For each line below that includes the word "Instruments", make a copy.

-- Opening Marker --

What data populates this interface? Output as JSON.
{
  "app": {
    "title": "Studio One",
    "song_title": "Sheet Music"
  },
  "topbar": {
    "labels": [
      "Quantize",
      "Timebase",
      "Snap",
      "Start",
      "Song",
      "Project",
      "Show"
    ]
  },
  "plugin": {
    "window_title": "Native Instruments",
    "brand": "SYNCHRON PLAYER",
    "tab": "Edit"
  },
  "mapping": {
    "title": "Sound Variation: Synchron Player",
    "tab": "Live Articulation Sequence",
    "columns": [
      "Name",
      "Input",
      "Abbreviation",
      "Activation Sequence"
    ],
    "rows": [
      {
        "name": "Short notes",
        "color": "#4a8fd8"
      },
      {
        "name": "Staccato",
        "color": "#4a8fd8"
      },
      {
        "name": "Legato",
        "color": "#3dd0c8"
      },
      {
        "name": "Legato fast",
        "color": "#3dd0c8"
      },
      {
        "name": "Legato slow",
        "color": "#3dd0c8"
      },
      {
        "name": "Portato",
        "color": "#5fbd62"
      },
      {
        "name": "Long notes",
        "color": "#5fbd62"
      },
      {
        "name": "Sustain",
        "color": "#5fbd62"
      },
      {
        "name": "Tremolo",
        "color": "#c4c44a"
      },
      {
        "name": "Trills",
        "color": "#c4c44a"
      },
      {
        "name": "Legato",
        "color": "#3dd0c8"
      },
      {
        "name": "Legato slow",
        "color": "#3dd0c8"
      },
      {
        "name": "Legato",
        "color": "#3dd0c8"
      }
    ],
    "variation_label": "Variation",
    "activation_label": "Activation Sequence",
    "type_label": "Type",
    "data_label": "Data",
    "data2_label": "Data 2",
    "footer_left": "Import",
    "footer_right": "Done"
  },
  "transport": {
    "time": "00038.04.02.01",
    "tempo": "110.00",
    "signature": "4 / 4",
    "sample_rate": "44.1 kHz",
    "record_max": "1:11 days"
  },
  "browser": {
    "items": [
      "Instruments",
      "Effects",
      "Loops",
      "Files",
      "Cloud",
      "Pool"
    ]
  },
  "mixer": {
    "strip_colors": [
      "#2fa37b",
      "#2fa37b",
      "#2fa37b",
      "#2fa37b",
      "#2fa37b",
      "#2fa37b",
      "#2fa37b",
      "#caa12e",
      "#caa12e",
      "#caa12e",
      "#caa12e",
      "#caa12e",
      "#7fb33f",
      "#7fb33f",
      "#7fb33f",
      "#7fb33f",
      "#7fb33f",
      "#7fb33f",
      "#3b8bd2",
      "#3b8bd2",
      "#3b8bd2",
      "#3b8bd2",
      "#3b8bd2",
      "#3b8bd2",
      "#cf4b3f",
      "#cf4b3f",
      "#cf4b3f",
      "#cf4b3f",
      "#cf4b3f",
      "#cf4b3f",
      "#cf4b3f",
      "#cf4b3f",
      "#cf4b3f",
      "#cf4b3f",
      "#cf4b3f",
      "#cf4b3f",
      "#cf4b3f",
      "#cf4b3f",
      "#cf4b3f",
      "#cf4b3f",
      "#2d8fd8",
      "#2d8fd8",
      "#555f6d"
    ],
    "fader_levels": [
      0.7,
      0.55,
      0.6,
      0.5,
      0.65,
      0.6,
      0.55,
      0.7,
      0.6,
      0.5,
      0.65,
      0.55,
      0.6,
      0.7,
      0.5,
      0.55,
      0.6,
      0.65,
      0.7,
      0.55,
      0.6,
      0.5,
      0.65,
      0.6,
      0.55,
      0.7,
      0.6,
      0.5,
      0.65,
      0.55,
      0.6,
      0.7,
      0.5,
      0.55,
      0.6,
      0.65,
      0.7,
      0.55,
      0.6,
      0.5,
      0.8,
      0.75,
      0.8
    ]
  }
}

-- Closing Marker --

**RESULT:**
    "window_title": "Native Instruments",
      "Instruments",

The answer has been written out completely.